Thursday, 1 June 2017
Author: Alan Schom
Publisher: Michael Joseph Publishing
Trafalgar has achieved such a level of renown and legend that it still, 212 years after it occurred, resonates in the annals of British and Royal Navy history. Lord Nelson, the British Commander at the Battle, is still recognized as being one of the finest Naval Commanders in British history. Schom’s book acknowledges Trafalgar’s pride of place and the skill of Nelson and his crews in literally ‘securing’ the shores of England from invasion; however, his book goes much further than his and places the Battle within the larger context of the period and the events leading up to that fateful confrontation. This is critical in that it presents Trafalgar not as a standalone event, significant as it was, but as a logical conclusion (the Battle itself, not the outcome) of English and, more importantly, French policy from the period 1803 onwards.
The political battle of wills, both internally and externally, between the nations of England and France are traced with a clarity of understanding without being bogged down in excess detail.

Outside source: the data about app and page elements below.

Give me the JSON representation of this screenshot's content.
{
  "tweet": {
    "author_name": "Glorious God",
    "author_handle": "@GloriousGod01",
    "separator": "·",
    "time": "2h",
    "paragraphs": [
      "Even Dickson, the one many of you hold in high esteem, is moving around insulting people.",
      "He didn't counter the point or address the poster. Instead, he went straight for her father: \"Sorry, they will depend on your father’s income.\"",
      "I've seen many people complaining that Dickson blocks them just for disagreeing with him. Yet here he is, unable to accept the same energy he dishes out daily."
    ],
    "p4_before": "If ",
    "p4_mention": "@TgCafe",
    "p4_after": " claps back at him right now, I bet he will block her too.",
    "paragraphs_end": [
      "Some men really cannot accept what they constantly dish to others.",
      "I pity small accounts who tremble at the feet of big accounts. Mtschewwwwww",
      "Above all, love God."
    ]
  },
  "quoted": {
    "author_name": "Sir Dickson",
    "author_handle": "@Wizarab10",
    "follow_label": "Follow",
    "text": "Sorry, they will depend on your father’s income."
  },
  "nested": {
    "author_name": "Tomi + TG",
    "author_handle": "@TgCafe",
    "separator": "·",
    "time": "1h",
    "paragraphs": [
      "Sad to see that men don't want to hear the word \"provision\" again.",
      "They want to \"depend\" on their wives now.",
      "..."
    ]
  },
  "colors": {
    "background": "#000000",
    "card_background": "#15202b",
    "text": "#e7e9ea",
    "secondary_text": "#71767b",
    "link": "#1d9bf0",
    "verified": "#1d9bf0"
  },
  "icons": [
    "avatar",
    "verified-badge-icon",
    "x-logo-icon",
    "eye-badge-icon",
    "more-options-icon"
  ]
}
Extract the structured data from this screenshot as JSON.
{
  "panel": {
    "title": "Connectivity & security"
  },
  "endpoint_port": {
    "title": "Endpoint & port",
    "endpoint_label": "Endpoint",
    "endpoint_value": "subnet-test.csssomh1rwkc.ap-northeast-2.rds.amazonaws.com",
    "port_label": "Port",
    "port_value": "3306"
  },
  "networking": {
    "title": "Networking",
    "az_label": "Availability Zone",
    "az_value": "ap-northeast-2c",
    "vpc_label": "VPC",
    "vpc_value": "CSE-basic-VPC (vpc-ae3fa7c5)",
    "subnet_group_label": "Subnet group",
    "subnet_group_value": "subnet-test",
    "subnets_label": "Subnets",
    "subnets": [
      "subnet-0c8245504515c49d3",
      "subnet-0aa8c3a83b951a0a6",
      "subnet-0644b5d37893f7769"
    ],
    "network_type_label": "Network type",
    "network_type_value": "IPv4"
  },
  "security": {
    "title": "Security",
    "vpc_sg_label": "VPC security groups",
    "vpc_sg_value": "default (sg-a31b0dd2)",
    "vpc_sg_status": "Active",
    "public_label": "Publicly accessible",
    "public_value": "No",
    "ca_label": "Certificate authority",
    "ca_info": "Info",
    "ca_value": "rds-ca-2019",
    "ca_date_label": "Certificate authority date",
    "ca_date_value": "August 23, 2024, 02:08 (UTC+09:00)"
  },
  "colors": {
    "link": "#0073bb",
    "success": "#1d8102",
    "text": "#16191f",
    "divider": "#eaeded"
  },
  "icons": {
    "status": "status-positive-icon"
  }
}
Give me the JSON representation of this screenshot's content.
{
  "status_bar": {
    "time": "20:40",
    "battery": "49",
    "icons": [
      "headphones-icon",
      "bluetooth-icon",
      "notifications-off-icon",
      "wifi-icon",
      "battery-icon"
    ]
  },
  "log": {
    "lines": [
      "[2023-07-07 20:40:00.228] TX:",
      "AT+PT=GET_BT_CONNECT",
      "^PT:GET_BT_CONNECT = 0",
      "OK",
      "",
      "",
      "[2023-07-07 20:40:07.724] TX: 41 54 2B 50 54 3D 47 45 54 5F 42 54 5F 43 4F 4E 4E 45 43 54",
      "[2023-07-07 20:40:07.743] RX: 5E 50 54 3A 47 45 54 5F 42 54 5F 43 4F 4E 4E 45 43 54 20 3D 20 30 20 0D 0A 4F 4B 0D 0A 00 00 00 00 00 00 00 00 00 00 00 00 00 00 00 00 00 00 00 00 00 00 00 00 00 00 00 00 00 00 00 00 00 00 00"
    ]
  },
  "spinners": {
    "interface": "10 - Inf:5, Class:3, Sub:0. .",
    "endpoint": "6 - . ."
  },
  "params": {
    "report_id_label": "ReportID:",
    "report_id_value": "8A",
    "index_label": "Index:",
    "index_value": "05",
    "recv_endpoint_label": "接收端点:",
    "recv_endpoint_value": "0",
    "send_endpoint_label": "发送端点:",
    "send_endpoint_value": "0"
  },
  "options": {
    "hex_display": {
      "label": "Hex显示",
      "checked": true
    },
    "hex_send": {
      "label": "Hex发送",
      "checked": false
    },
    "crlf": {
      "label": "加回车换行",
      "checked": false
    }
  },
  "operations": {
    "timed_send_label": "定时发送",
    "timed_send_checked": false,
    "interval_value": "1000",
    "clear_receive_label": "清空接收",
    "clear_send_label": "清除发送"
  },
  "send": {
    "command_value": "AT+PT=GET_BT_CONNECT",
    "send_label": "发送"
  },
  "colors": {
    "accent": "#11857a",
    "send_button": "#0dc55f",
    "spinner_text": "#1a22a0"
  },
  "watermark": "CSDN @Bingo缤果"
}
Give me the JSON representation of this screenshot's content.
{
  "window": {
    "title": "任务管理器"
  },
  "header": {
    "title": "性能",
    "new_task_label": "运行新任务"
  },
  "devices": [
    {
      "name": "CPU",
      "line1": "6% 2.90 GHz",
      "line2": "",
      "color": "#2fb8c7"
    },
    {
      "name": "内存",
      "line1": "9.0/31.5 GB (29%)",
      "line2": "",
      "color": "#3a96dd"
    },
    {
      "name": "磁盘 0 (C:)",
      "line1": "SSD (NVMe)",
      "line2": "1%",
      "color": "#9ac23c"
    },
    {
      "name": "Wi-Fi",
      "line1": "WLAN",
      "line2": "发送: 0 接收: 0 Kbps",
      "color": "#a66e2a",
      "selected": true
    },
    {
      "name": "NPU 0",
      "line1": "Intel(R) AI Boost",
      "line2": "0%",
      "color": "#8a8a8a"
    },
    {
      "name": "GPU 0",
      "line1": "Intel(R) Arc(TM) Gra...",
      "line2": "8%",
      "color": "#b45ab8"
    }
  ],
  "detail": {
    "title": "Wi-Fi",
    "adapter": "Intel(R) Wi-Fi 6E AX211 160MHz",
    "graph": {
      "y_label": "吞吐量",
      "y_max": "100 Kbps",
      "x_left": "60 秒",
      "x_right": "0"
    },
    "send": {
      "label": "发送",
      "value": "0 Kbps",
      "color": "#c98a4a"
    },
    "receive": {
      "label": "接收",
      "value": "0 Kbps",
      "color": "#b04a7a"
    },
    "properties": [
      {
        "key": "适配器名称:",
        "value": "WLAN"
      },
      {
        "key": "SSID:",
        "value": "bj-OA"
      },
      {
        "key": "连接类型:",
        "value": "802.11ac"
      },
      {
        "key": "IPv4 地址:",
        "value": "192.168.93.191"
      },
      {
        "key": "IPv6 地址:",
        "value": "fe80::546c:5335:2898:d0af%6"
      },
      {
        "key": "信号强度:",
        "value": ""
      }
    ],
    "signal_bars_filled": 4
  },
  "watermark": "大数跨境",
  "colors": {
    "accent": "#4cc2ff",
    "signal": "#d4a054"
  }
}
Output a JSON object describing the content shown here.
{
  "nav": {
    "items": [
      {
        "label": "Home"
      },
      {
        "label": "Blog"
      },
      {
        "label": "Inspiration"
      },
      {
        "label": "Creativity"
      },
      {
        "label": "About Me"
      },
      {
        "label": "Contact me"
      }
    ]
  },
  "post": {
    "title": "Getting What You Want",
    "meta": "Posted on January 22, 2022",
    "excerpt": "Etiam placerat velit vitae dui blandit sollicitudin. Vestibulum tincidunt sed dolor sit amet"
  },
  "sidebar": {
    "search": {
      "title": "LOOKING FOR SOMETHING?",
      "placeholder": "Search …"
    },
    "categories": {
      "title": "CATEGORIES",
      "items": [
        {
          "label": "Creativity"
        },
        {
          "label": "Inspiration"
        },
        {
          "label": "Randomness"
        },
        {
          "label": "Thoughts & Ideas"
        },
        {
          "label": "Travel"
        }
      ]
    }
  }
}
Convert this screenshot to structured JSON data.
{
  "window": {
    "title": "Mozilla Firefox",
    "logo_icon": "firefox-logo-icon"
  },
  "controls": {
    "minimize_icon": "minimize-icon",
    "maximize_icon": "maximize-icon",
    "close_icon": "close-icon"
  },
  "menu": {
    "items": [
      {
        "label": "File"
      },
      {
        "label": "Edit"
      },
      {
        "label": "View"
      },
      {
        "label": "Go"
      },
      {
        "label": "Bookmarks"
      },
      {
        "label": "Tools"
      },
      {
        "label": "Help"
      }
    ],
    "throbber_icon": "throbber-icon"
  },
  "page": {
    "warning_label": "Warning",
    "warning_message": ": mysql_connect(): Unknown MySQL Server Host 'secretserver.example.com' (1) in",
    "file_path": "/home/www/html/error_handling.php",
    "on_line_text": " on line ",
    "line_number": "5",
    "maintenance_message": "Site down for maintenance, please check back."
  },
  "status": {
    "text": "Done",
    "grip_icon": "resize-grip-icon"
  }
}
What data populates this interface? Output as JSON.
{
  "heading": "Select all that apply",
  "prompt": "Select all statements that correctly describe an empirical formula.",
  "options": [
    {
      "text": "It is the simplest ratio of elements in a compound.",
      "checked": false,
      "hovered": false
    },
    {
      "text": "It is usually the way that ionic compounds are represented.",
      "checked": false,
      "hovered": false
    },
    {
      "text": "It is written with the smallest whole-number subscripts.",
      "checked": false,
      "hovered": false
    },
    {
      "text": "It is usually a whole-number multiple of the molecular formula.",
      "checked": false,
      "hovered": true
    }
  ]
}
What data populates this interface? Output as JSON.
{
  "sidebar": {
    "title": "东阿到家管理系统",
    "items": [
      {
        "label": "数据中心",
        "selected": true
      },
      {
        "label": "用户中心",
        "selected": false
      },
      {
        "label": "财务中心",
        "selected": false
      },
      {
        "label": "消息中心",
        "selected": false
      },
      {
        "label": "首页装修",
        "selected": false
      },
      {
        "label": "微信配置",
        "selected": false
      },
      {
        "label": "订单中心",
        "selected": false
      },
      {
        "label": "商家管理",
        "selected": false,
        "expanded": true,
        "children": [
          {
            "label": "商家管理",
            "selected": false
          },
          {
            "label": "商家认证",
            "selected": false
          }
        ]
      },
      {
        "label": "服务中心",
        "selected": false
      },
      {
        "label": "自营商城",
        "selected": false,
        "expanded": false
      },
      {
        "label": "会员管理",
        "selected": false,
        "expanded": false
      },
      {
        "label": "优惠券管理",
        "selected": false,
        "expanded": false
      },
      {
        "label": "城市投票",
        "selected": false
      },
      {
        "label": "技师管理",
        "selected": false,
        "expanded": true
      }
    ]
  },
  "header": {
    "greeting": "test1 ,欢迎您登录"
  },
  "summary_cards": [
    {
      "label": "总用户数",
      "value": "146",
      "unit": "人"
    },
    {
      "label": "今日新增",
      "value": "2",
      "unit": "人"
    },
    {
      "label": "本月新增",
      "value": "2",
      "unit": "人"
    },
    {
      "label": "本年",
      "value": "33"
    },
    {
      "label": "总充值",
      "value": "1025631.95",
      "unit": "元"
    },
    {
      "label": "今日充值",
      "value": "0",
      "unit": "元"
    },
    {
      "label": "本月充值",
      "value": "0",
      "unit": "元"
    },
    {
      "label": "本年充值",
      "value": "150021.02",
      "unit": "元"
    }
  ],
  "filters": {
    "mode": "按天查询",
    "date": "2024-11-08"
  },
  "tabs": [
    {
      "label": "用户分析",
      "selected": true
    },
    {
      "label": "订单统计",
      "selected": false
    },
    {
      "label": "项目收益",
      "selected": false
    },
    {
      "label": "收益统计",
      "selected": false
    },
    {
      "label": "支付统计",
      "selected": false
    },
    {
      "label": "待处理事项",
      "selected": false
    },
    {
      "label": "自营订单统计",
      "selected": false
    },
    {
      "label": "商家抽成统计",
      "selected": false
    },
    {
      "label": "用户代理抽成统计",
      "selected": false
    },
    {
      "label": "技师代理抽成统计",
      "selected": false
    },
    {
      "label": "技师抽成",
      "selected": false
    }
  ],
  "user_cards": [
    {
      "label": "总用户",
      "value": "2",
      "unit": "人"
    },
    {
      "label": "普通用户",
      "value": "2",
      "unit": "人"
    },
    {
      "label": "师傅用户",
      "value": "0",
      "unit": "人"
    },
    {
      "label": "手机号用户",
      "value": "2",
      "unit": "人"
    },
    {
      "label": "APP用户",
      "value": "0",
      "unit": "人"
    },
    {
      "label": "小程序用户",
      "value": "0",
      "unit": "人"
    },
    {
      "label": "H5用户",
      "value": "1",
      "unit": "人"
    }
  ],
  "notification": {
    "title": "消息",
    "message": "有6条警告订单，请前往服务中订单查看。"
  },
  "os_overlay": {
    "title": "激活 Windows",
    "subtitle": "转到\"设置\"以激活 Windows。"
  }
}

The importance of the ‘personality’ as opposed to solely the political acumen of the main players is made patently obvious. Schom’s explanation of the roles of Addington, Pitt, St Vincent, Cornwallis and a host of other secondary but nonetheless key English individuals, in the battle of wills with France, is fascinating as the reader begins to appreciate the pettiness, insight, vision and jealousies of the players and the expanse of the domestic, let alone international, wars that were raging at this time.
Conversely, the French are also analyzed with the same keen eye. The main difference in their case is the overwhelming role that Napoleon plays in the direction of the French Imperial (and by extension Spanish) policy towards England. What quickly becomes apparent in the French case, is the capacity for the entirety of the resources of the Empire to be focused towards the realization of the Emperor’s dream of crushing England. Schom also adroitly makes clear the challenges not readily apparent to a casual observer, that being the ability to build ships does not an effective Navy make. The loss of the cream of the French Naval Officers during the Revolution left France with a dearth of experienced and capable officers. This shortage, more than anything else, provided the French Navy with its Achilles Heel. That, and their arrogance and disdain for their Spanish allies.
Schom culminates his book with a detailed study of the Battle itself. It is clear that victory was never a sure thing for the English as the French and Spanish Captains and crews, for the most part fought, with a determination and ferocity never before witnessed by the British. For all of his shortcomings (and there were many) the Combined Fleet Admiral, Villeneuve, in the end led his fleet into battle. Indeed, the battle may have ended very differently were it not for the apparent cowardice of the French Rear-Admiral Dumanoir who commanded the lead division of 10 French and Spanish ships and who deliberately sailed past and away from the battle, despite being ordered to engage and within sight of French, Spanish and British ships in active combat, thereby reducing the Combined Fleet by almost a third.
Schom’s book is an excellent rendition and analysis of this period. It highlights the very real threat posed by Napoleon to England and the closeness with which she avoided invasion. The expanse of his narrative and the style with which he delivers his story is insightful, enlightening and captivating. His approach is very balanced and candidly reveals the strengths and flaws the main characters involved. This book is strongly recommended.